This commencement season, here’s another role model to consider: stepmother
‘Tis the season when advice-givers put on robes and stand at podiums and challenge young people to use their energies and ardor to accomplish something hard. Stretch yourself, go where the need is, see a hurt and heal it. And so on. Here is a vocation that checks all those boxes but probably won’t get touted at commencement: stepmother.
In all fairness, one cannot train for or seek this job as one does others. Still, taking up this role constitutes answering a call, as Dorothy Bass explains in a new book Stepmother: Redeeming a Disdained Vocation. The author speaks from experience. Her testimony may be even more urgent, though, for strangers to the stepfamily experience. She makes plain what may be otherwise invisible to outsiders: Stepmothers’ generosity can offer a model of bridge-building worthy of admiration, even imitation.
The place to start is with the “ugly word.” Bass admits that the title stepmother carries a sting even before its too frequent caricature into “stepmonster.” To be sure, stepfamilies differ, and some show scant trace of the redemption Bass seeks. Stepfamilies of a sort have always been with us, but their greater prevalence now comes from social shifts in the way we couple and raise children. Millions of women in the United States find themselves in this role and millions of others are affected by the way these women inhabit it.
Even in relatively happy situations the stepmother role draws disdain on several counts. Stepparents step into situations where pain precedes them. No blank slate or honeymoon may meet a woman’s newlywed entry into this one. Those involved have reasonable grounds for resentment: fears that children of a first marriage will get Cinderella treatment, or be displaced or disfavored; fears that one set of parents will turn children against the other; fears that there will not be enough to go around—money, space, time, or love.
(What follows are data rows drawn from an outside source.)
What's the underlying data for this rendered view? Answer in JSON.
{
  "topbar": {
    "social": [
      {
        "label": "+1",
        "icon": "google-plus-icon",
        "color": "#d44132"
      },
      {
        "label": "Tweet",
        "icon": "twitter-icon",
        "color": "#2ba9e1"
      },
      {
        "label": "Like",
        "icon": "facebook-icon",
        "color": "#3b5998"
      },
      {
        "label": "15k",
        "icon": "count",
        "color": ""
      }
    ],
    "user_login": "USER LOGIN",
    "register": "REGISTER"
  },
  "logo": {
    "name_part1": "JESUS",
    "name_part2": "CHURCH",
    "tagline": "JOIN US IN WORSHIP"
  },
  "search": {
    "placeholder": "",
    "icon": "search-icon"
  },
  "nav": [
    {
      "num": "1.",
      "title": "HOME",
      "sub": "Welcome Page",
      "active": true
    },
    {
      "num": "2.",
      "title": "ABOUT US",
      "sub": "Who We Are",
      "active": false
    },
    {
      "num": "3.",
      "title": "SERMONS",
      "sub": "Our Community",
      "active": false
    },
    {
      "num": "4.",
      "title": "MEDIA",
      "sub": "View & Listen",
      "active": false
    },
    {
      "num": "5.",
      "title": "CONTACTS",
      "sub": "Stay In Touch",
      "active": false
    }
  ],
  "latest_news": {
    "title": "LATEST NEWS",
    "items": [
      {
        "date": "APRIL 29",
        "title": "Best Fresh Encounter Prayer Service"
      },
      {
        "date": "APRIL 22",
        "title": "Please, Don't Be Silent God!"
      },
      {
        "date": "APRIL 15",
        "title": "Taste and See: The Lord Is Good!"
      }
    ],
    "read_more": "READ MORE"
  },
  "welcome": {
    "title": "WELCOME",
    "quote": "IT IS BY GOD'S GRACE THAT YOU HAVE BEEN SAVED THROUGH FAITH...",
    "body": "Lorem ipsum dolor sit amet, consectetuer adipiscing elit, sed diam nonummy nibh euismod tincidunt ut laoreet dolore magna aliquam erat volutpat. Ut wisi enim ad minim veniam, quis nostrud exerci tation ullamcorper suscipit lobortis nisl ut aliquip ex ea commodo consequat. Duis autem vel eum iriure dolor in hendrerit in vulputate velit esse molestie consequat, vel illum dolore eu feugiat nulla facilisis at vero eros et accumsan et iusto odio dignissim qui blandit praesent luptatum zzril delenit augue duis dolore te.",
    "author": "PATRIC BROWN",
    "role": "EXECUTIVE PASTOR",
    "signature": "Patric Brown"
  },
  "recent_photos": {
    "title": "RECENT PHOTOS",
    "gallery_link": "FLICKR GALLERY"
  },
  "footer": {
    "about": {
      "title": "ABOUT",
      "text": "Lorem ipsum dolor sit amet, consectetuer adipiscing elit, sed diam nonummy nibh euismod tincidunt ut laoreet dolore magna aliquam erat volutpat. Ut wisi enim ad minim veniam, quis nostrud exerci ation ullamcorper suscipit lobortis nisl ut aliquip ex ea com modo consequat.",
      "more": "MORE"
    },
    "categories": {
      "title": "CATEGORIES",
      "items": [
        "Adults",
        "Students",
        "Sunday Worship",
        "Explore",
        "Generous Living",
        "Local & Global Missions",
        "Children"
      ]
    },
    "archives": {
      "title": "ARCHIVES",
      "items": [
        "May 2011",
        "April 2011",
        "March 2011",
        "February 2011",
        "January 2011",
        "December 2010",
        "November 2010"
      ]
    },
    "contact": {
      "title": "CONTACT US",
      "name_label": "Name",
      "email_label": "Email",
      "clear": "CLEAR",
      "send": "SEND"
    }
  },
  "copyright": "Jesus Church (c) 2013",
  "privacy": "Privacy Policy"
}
Examples abound of parties behaving badly on all sides.
But grace may abound even more. Though everybody in a stepfamily may struggle, the job description of stepmother probably is hardest, given the expectations and boundaries she must observe. She is to welcome children—but must not overstep as a replacement mom. She must be “on, ready to parent, whenever the child shows up,” Bass notes, but also must “expand and contract on demand the rhythms of her household.” And these same demands are placed on her emotions, too.
Exactly because stepmothers often get posted in the intersection of hurts and needs they have a singular opportunity to transform the whole. Stepmothers are not obligated to do this. Divorce and remarriage can make even well-meaning people feel like there is not enough love to go around. The stepmother’s generosity, though, can loosen the grip of scarcity, the calculations of blame and self-defense that freeze stepfamily relationships. That generosity “might end up adding a little love to the entire system.” Self-giving behavior isn’t easy, Bass acknowledges, and it requires “a degree of unearned and not-strictly-required regard for the good of another (possibly difficult) person.” Again, stepmothers do not have to behave this way. Some may not. But if they can, their willingness—to overlook a slight, to anticipate a hope, to forgive—can exercise a multiplier effect.
Inspecting the mechanics of blended families this closely may be uncomfortable. To those inside them, dredging up the process may feel risky. Those outside might think it nicer simply to accept all kinds of families, turning a polite but blind eye to the breaks that occasioned the blend. Bass resists “divorce happy talk.” It is no use pretending that nothing sad happened. Wounds covered up become infected. Instead, doing both of these hard things, acknowledging pain and acting with mercy, promotes healing. Stepmothers willing to help heal do much more than keep the peace. They can coax love, and good things that take root might bloom.
Bass will give a mile but not an inch: She is surgical in exploring potential griefs and offenses endemic to stepfamily relationships, but her responses to them are creative and capacious. She is eager to cast struggles as half-fulls rather than half-empties. In a vocation asking commitment for the long haul, her wellsprings of hope are deep.
The way Bass redeems the “disdained” vocation could be life-giving for women in that role, offering language to reflect on and appreciate what they already are doing.
For everybody else, this look at stepmothers is just what we need right now. First, seeing the complex, emotionally intricate tasks these women take on might teach us how to make them feel seen. Second, we can heed their example. The call that Bass hears echoes in many other areas of life, too. Stepmothers can demonstrate grace in situations akin to those the rest of us encounter in other places. Many of us might be prone to cry foul and blame others. Right now this impulse predominates, and not just in families but online, in schools, and in politics. If we can admit that we all start in brokenness, and that we ourselves have both needed mercy and received it, we might be able to add a little love to the system—even when such generosity is not strictly required.
Agnes R. Howard teaches in Christ College, the honors college at Valparaiso University, and is author of Showing: What Pregnancy Tells Us about Being Human.